The problem for the Paramount bosses was not that the movie’s development died. But it was emblematic of a curious change in Lesher’s management style. “To defend John, putting movies together is incredibly hard. And he’s been in the business exactly when DVD peaked to when the movie biz got even harder,” a source tells me. “But at Vantage, he’d become known for aggressively supporting projects and people. But now people are feeling that he was not moving projects forward. There’s been frustrations ... that John [in the new job] has shown a lack of passion to champion projects and to get to see them get made.”

“John is complicated” is the mantra repeated even by his pals. (“John is complicated to figure out.” “John is a complicated dude in a million ways, and that’s not a secret to anyone — least of all Brad and Rob.”) But even during his Endeavor days, as one of my sources confided, “... John was more work than any client they ever had.”

By all accounts, Lesher was “more efficient and in a better place” back when he was at Paramount Vantage. But the stress of the new job showed. The result has been negative buzz about Lesher ever since. To be fair, some of this can be attributed to jealousy, especially by agents, but much to his own brazen arrogance and unprofessional behavior. Like telling a screenwriter I know, “You must not be any good if I haven’t heard of you,” even though the scripter had credits with $1.5 billion worth of box office.

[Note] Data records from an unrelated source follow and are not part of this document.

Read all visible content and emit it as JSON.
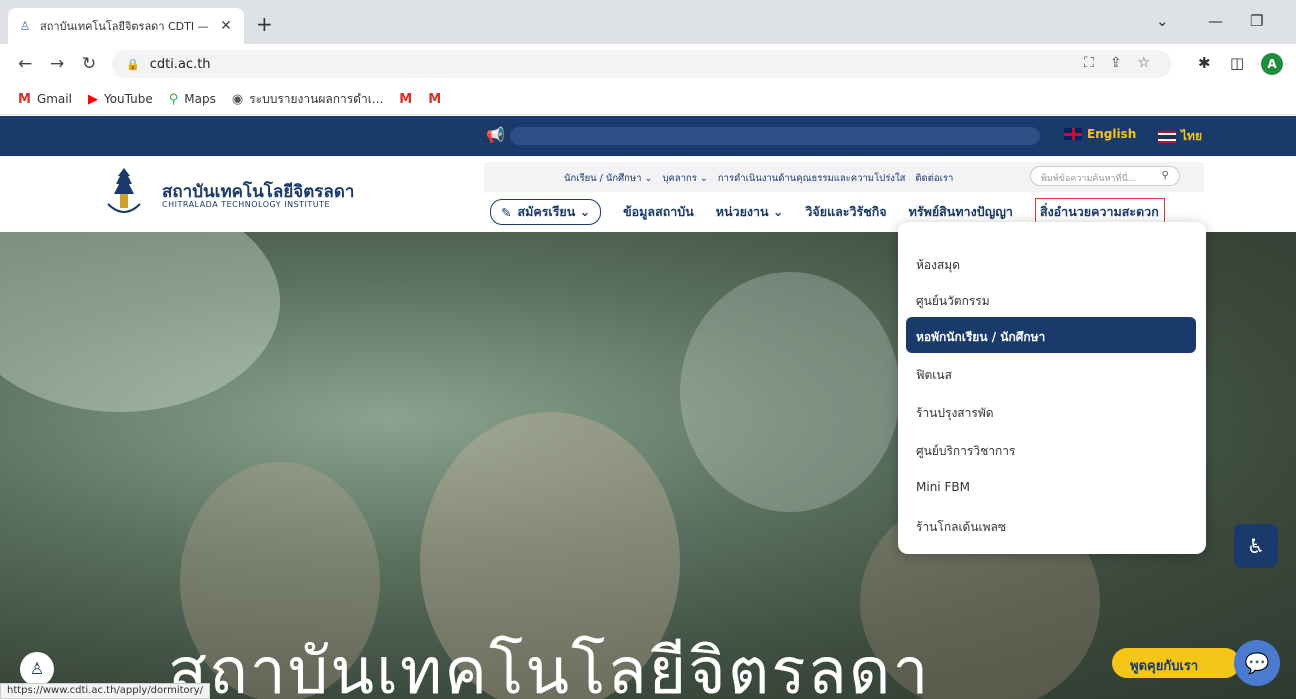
{
  "browser": {
    "tab_title": "สถาบันเทคโนโลยีจิตรลดา CDTI — เพิ่ม",
    "url": "cdti.ac.th",
    "status_url": "https://www.cdti.ac.th/apply/dormitory/",
    "avatar_letter": "A",
    "bookmarks": [
      {
        "label": "Gmail",
        "icon": "gmail-icon"
      },
      {
        "label": "YouTube",
        "icon": "youtube-icon"
      },
      {
        "label": "Maps",
        "icon": "maps-icon"
      },
      {
        "label": "ระบบรายงานผลการดำเ...",
        "icon": "globe-icon"
      }
    ]
  },
  "site": {
    "lang_en": "English",
    "lang_th": "ไทย",
    "logo_th": "สถาบันเทคโนโลยีจิตรลดา",
    "logo_en": "CHITRALADA TECHNOLOGY INSTITUTE",
    "subnav": [
      "นักเรียน / นักศึกษา ⌄",
      "บุคลากร ⌄",
      "การดำเนินงานด้านคุณธรรมและความโปร่งใส",
      "ติดต่อเรา"
    ],
    "search_placeholder": "พิมพ์ข้อความค้นหาที่นี่...",
    "mainnav": {
      "apply": "สมัครเรียน ⌄",
      "about": "ข้อมูลสถาบัน",
      "units": "หน่วยงาน ⌄",
      "research": "วิจัยและวิรัชกิจ",
      "ip": "ทรัพย์สินทางปัญญา",
      "facilities": "สิ่งอำนวยความสะดวก"
    },
    "dropdown": [
      "ห้องสมุด",
      "ศูนย์นวัตกรรม",
      "หอพักนักเรียน / นักศึกษา",
      "ฟิตเนส",
      "ร้านปรุงสารพัด",
      "ศูนย์บริการวิชาการ",
      "Mini FBM",
      "ร้านโกลเด้นเพลซ"
    ],
    "hero_title": "สถาบันเทคโนโลยีจิตรลดา",
    "chat_label": "พูดคุยกับเรา"
  },
  "colors": {
    "brand_navy": "#1a3a6b",
    "accent_yellow": "#f5c518",
    "highlight_red": "#e53935"
  }
}
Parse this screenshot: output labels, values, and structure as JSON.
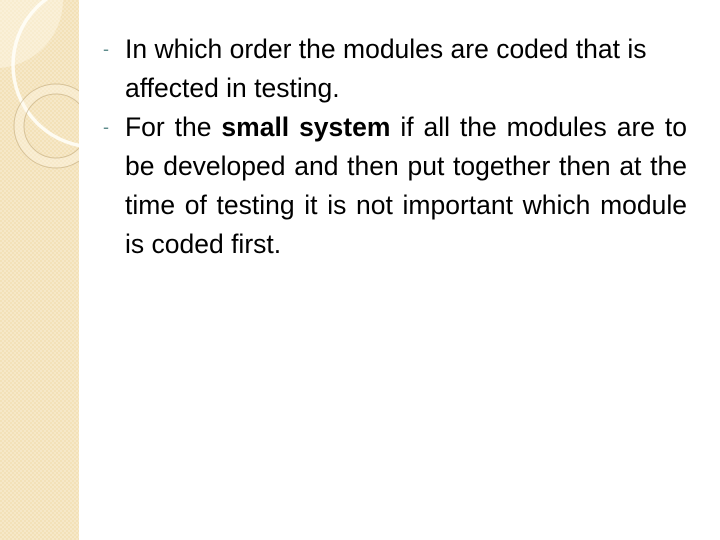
{
  "slide": {
    "bullets": [
      {
        "marker": "-",
        "text_before": "In which order the modules are coded that is affected in testing.",
        "bold": "",
        "text_after": ""
      },
      {
        "marker": "-",
        "text_before": "For the ",
        "bold": "small system",
        "text_after": " if all the modules are to be developed and then put together then at the time of testing it is not important which module is coded first."
      }
    ]
  },
  "colors": {
    "sidebar_background": "#f3e1b8",
    "bullet_marker": "#5e8c8c",
    "text": "#000000"
  }
}
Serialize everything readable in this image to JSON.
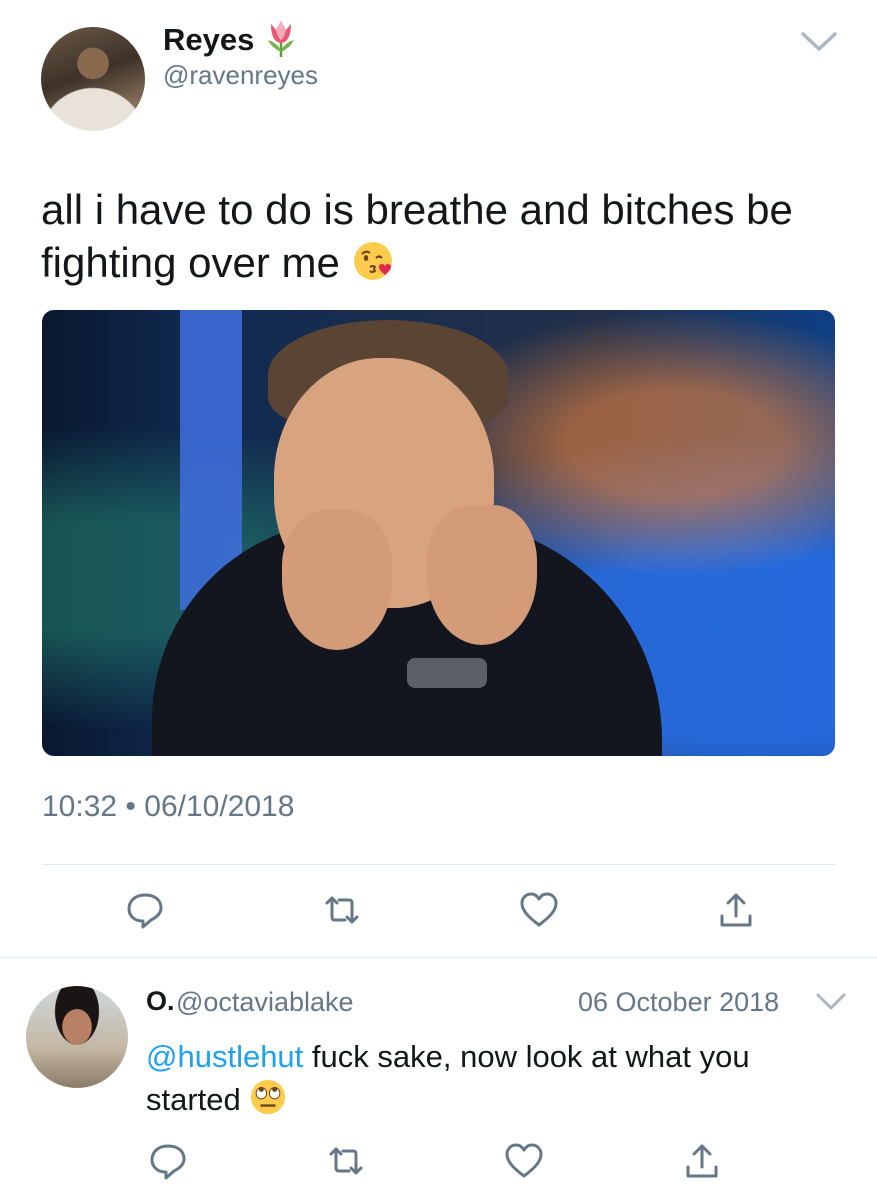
{
  "main_tweet": {
    "display_name": "Reyes",
    "name_emoji": "tulip",
    "handle": "@ravenreyes",
    "text": "all i have to do is breathe and bitches be fighting over me",
    "text_emoji": "face-blowing-a-kiss",
    "time": "10:32",
    "separator": "•",
    "date": "06/10/2018"
  },
  "reply": {
    "display_name": "O.",
    "handle": "@octaviablake",
    "date": "06 October 2018",
    "mention": "@hustlehut",
    "text": " fuck sake, now look at what you started",
    "text_emoji": "face-with-rolling-eyes"
  },
  "actions": [
    "reply-icon",
    "retweet-icon",
    "like-icon",
    "share-icon"
  ],
  "colors": {
    "text": "#14171a",
    "secondary": "#657786",
    "link": "#1da1f2",
    "divider": "#e1e8ed",
    "icon": "#657786"
  }
}
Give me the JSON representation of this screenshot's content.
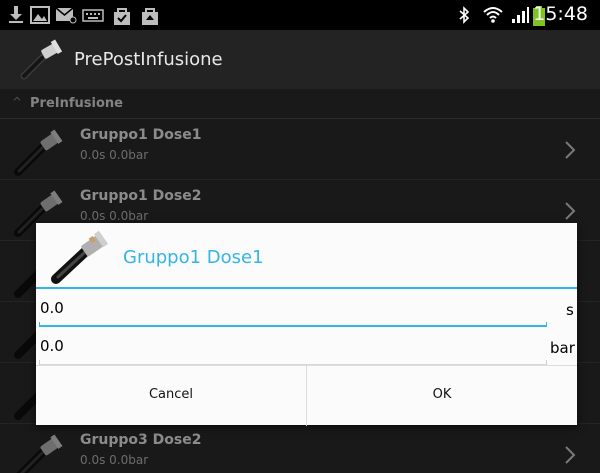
{
  "status_bar": {
    "time": "15:48",
    "left_icons": [
      "download-icon",
      "image-icon",
      "mail-icon",
      "keyboard-icon",
      "bag-icon",
      "bag-icon"
    ],
    "right_icons": [
      "bluetooth-icon",
      "wifi-icon",
      "signal-icon",
      "battery-icon"
    ]
  },
  "action_bar": {
    "title": "PrePostInfusione"
  },
  "list": {
    "section": {
      "label": "PreInfusione"
    },
    "rows": [
      {
        "title": "Gruppo1 Dose1",
        "subtitle": "0.0s  0.0bar"
      },
      {
        "title": "Gruppo1 Dose2",
        "subtitle": "0.0s  0.0bar"
      },
      {
        "title": "Gruppo3 Dose2",
        "subtitle": "0.0s  0.0bar"
      }
    ]
  },
  "dialog": {
    "title": "Gruppo1 Dose1",
    "fields": [
      {
        "value": "0.0",
        "unit": "s"
      },
      {
        "value": "0.0",
        "unit": "bar"
      }
    ],
    "cancel_label": "Cancel",
    "ok_label": "OK"
  },
  "colors": {
    "accent": "#33b5e5",
    "action_bar_bg": "#232323",
    "list_bg": "#2c2c2c",
    "dialog_bg": "#fbfbfb",
    "battery_green": "#7ec321"
  }
}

And like the time Lesher disappeared for four days in New York after appearing at the Toy Fair looking “incredibly disheveled.”

Agents and managers began complaining. “He vanishes after 1 p.m. and doesn’t return calls,” they told Paramount. Lesher drew notice for looking “whacked out and shit-faced and falling down” during the studio’s big Benjamin Button and Sweeney Todd screening parties. He’s been known to nod off in front of directors during their discussions. He’s been seen dozing on his office couch.

That may be because he’s been up at 3 a.m. engaged in “incoherent and rambling and emotional” communications with his Paramount colleagues. Lesher’s bizarre, wee-hour e-mails to other execs and staff are now the stuff of legend. Even more famous is Lesher’s sobbing “I’m sorry” phone call to Nick Meyer in December after Lesher pushed him out of Paramount Vantage.

I know that, six months ago, Brad Grey was alarmed after being given an earful about Lesher and began considering who might fill the job. But there was still not a shortlist. Turns out Grey didn’t need one: Adam Goodman was already a logical successor.